There is some evidence to suggest that dairy consumption may be linked to certain skin conditions. One study published in the Journal of the Academy of Nutrition and Dietetics found that a high intake of milk and milk products maybe associated with an increased risk of acne in adolescents. Another study published in the Journal of the American Academy of Dermatology found that women who consumed more milk and dairy products had a higher incidence of adult acne.
The exact mechanisms by which dairy may contribute to skin issues are not fully understood, but there are several hypotheses. One possibility is that dairy products, particularly skim milk, may contain hormones that can stimulate the sebaceous glands in the skin and increase oil production, leading to acne. Another theory is that dairy products may cause an immune response in the body that triggers inflammation, which can exacerbate skin conditions.
However, it is important to note that not all studies have found a link between dairy consumption and skin health. Some studies have found no association between dairy intake and acne, while others have even suggested that consuming dairy products may have a protective effect against certain skin conditions. As we mentioned before, yogurt contains beneficial bacteria that can support gut health. Overall, more research is needed to fully understand the relationship between dairy consumption and skin health. If you are experiencing skin issues and suspect that dairy may be a trigger, it may be worth experimenting with reducing dairy from your diet, under professional supervision, to see if it makes a difference. On the other hand, anti-inflammatory foods that can promote gut health include leafy green vegetables, berries, nuts and seeds, and fatty fish. These foods are rich in antioxidants and anti-inflammatory compounds that can help reduce inflammation in the gut and support healthy digestion. When it comes to skin symptoms that could indicate poor gut health, there are several to look out for. These can include acne, eczema, psoriasis, rosacea, and hives. These skin conditions are often associated with inflammation, and research suggests that inflammation in the gut can contribute to inflammation in the skin. In addition to skin symptoms, poor gut health can also manifest in other ways, such as digestive symptoms like bloating, gas, and diarrhoea, as well as immune system problems, mood disorders, and even autoimmune diseases.
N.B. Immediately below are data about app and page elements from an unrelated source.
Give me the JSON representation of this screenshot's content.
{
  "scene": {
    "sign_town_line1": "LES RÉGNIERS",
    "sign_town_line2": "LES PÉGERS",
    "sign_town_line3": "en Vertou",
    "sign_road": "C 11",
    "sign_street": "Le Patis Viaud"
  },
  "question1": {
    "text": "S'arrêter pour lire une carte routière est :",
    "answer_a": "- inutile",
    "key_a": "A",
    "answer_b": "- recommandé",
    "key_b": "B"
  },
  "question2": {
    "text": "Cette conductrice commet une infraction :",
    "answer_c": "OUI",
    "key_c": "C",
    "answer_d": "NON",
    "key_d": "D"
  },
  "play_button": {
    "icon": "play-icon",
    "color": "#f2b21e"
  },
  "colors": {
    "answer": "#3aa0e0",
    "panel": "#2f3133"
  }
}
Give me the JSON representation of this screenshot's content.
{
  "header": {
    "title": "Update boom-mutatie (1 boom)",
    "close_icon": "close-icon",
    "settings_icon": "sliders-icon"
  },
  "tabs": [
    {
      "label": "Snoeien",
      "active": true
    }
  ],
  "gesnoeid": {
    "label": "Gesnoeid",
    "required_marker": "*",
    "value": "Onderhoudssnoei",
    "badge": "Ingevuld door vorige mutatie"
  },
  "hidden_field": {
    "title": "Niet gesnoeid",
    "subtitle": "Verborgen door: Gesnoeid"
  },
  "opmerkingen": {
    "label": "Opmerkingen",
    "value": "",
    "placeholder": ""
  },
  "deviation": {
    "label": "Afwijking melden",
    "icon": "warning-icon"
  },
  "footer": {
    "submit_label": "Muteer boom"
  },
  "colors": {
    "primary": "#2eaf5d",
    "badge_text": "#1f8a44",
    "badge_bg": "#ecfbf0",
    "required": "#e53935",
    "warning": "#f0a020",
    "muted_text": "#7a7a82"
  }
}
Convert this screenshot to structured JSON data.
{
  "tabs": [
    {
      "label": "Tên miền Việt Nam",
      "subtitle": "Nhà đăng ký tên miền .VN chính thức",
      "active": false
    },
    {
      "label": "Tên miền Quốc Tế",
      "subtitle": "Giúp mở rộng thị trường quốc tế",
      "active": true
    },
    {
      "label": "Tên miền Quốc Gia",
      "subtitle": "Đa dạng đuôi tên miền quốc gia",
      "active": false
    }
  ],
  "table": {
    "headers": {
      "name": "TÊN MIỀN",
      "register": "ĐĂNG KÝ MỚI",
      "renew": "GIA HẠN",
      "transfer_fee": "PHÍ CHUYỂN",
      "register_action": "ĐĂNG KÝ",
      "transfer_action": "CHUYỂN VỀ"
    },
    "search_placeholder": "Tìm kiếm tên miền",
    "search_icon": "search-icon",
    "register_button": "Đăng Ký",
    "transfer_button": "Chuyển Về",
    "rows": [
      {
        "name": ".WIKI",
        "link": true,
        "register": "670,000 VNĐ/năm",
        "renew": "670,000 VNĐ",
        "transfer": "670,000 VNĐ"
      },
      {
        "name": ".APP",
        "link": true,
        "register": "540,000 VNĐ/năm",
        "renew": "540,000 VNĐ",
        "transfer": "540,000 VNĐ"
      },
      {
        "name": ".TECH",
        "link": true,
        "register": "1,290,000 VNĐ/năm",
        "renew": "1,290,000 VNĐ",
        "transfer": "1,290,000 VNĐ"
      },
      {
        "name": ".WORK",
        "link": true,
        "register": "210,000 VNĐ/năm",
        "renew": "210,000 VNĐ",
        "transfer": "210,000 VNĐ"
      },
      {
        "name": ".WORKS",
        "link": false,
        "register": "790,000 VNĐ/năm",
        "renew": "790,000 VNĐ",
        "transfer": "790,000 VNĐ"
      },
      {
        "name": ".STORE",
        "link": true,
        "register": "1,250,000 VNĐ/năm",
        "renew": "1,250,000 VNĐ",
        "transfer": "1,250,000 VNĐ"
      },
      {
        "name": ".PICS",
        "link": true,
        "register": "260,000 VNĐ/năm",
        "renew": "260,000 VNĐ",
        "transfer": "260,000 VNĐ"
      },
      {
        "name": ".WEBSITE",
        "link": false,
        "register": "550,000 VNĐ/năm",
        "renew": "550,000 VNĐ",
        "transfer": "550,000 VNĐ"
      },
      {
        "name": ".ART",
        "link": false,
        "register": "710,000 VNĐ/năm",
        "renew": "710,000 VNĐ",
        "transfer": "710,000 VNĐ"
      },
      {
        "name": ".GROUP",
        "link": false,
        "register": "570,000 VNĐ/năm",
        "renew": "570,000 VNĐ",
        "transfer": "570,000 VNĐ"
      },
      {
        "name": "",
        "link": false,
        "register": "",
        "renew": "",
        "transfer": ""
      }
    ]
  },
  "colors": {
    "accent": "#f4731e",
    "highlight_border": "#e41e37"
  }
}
Overall, the connection between gut health and skin health is an important one, and it underscores the importance of taking care of the gut through healthy eating habits and other lifestyle choices. By prioritising gut health, we can support healthy skin and overall well-being.